Red Rooster franchisee served with 355 child employment charges; Cold Rock Ice Creamery franchisee faces 124 charges

Two businesses face criminal charges in the Magistrates’ Court of Victoria over alleged breaches of the state’s child employment laws.

Monday, 15 May 2023 at 8:00 pm

Wage Inspectorate Victoria, the state’s child employment watchdog, has filed 355 charges against Wodonga Food Pty Ltd, trading as Red Rooster Wodonga, alleging it contravened the Child Employment Act 2003 by:

  • employing 10 children under the age of 15 without a permit on 168 occasions
  • failing to ensure the children are supervised by someone with a Working with Children Clearance
  • employing children for more hours than they are permitted to work
  • employing children later than 9pm.

The matter has been listed for mention in the Melbourne Magistrates’ Court on 16 May 2023.

The Wage Inspectorate has also filed 124 charges against G & K Pearse Pty Ltd, trading as Cold Rock Shepparton, relating to the employment of 6 children. The charges allege the ice creamery breached the Act by:

  • employing children for more hours than they are permitted to work
  • employing children later than 9pm
  • failing to provide a rest break of at least 30 minutes after every 3 hours work.

The matter has been listed for mention in the Melbourne Magistrates’ Court on 1 June 2023.

The maximum penalty for each of the offences in these matters is 100 penalty units ($18,174 for offences in the 2021-22 financial year and $18,429 for offences in the 2022-23 financial year).

The charges against Red Rooster Wodonga and Cold Rock Shepparton, come shortly after Muffin Break (Southland) was served with 360 criminal charges for alleged child employment breaches.

The Wage Inspectorate will make no further comment on either case while they are before the court.

Quotes attributable to Robert Hortle, Commissioner of Wage Inspectorate Victoria

“Victorians will be disappointed to see these household names facing allegations of breaching child employment laws.”

“These are the type of businesses where many kids get their first job, so people rightly expect them to have a strong focus on creating a safe workplace for kids, which is what child employment laws help ensure.”

“Kids under 15 don’t always recognise risks in the workplace and some don’t feel able to speak up when they feel unsafe. Child employment laws help ensure the employer understands the risks and puts measures in place to keep young staff safe.”

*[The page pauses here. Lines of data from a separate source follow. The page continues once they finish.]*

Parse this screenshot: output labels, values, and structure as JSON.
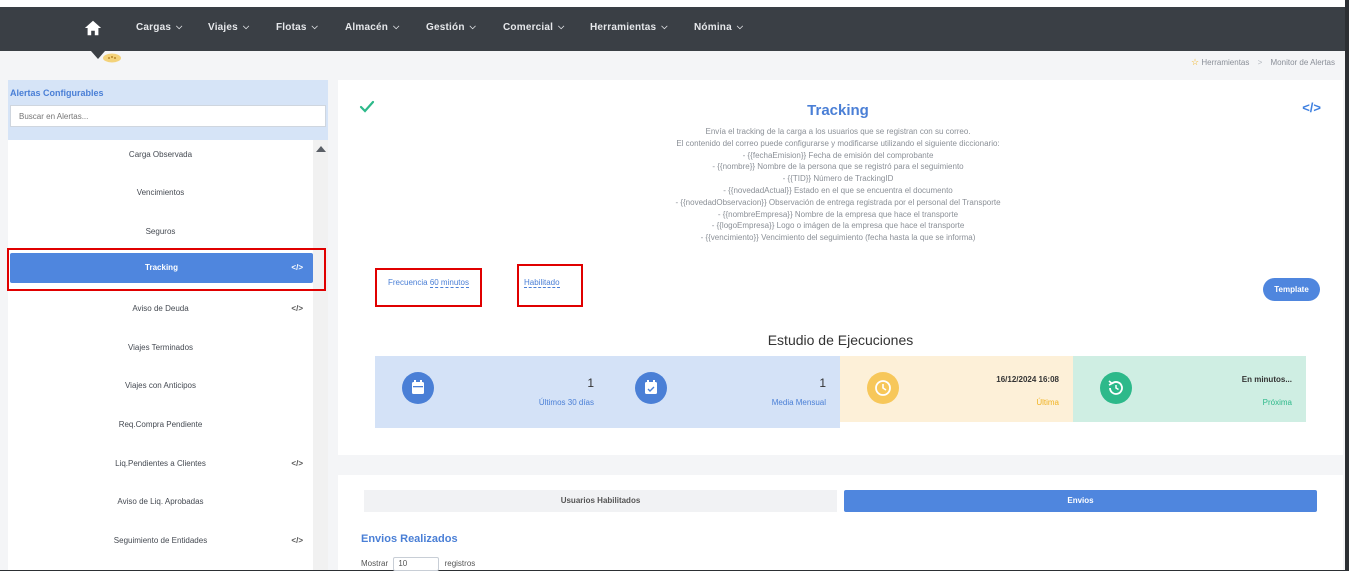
{
  "nav": {
    "items": [
      {
        "label": "Cargas"
      },
      {
        "label": "Viajes"
      },
      {
        "label": "Flotas"
      },
      {
        "label": "Almacén"
      },
      {
        "label": "Gestión"
      },
      {
        "label": "Comercial"
      },
      {
        "label": "Herramientas"
      },
      {
        "label": "Nómina"
      }
    ]
  },
  "breadcrumb": {
    "parent": "Herramientas",
    "current": "Monitor de Alertas"
  },
  "sidebar": {
    "title": "Alertas Configurables",
    "search_placeholder": "Buscar en Alertas...",
    "items": [
      {
        "label": "Carga Observada",
        "code": ""
      },
      {
        "label": "Vencimientos",
        "code": ""
      },
      {
        "label": "Seguros",
        "code": ""
      },
      {
        "label": "Tracking",
        "code": "</>"
      },
      {
        "label": "Aviso de Deuda",
        "code": "</>"
      },
      {
        "label": "Viajes Terminados",
        "code": ""
      },
      {
        "label": "Viajes con Anticipos",
        "code": ""
      },
      {
        "label": "Req.Compra Pendiente",
        "code": ""
      },
      {
        "label": "Liq.Pendientes a Clientes",
        "code": "</>"
      },
      {
        "label": "Aviso de Liq. Aprobadas",
        "code": ""
      },
      {
        "label": "Seguimiento de Entidades",
        "code": "</>"
      }
    ]
  },
  "panel": {
    "title": "Tracking",
    "code_icon": "</>",
    "description": [
      "Envía el tracking de la carga a los usuarios que se registran con su correo.",
      "El contenido del correo puede configurarse y modificarse utilizando el siguiente diccionario:",
      "- {{fechaEmision}} Fecha de emisión del comprobante",
      "- {{nombre}} Nombre de la persona que se registró para el seguimiento",
      "- {{TID}} Número de TrackingID",
      "- {{novedadActual}} Estado en el que se encuentra el documento",
      "- {{novedadObservacion}} Observación de entrega registrada por el personal del Transporte",
      "- {{nombreEmpresa}} Nombre de la empresa que hace el transporte",
      "- {{logoEmpresa}} Logo o imágen de la empresa que hace el transporte",
      "- {{vencimiento}} Vencimiento del seguimiento (fecha hasta la que se informa)"
    ],
    "frequency_prefix": "Frecuencia",
    "frequency_value": "60 minutos",
    "status": "Habilitado",
    "template_label": "Template"
  },
  "study": {
    "title": "Estudio de Ejecuciones",
    "cards": [
      {
        "value": "1",
        "label": "Últimos 30 días",
        "bg": "#d4e2f7",
        "circle": "#4a7fd6",
        "label_color": "#4a7fd6",
        "icon": "calendar-icon"
      },
      {
        "value": "1",
        "label": "Media Mensual",
        "bg": "#d4e2f7",
        "circle": "#4a7fd6",
        "label_color": "#4a7fd6",
        "icon": "calendar-check-icon"
      },
      {
        "value": "16/12/2024 16:08",
        "label": "Última",
        "bg": "#fdf0d8",
        "circle": "#f7c75a",
        "label_color": "#f0b323",
        "icon": "clock-icon"
      },
      {
        "value": "En minutos...",
        "label": "Próxima",
        "bg": "#cfeee3",
        "circle": "#2db98a",
        "label_color": "#2db98a",
        "icon": "history-icon"
      }
    ]
  },
  "bottom": {
    "tabs": [
      {
        "label": "Usuarios Habilitados",
        "active": false
      },
      {
        "label": "Envios",
        "active": true
      }
    ],
    "title": "Envios Realizados",
    "show_prefix": "Mostrar",
    "show_value": "10",
    "show_suffix": "registros"
  },
  "colors": {
    "accent": "#4f86de",
    "navbar": "#3a3f45",
    "highlight_box": "#e00000"
  }
}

Victoria’s child employment laws require employers of children under 15 to obtain a permit from the Wage Inspectorate before any work takes place. This enables the Wage Inspectorate to check that matters like safety, hours of work, rest breaks and supervision are properly considered before employment starts.

Workers under 15 must be supervised by someone who holds a valid Victorian Working with Children Clearance (unless exempt).

Child employment laws restrict when businesses can employ children and how long they can work:

  • during a school term, children can be employed for a maximum of 3 hours a day and 12 hours per week
  • during school holidays, children can be employed up to 6 hours a day and 30 hours a week.
  • children can only work between 6am and 9pm.

Children must also receive a 30-minute rest break after every 3 hours work.

The Wage Inspectorate has commenced 10 child employment prosecutions in the last 18 months. A prosecution is the Wage Inspectorate’s most serious compliance tool, and decisions to take legal action are made in line with its Compliance and Enforcement Policy.

More information about Victoria’s child employment laws is available on the Wage Inspectorate’s website or by calling 1800 287 287.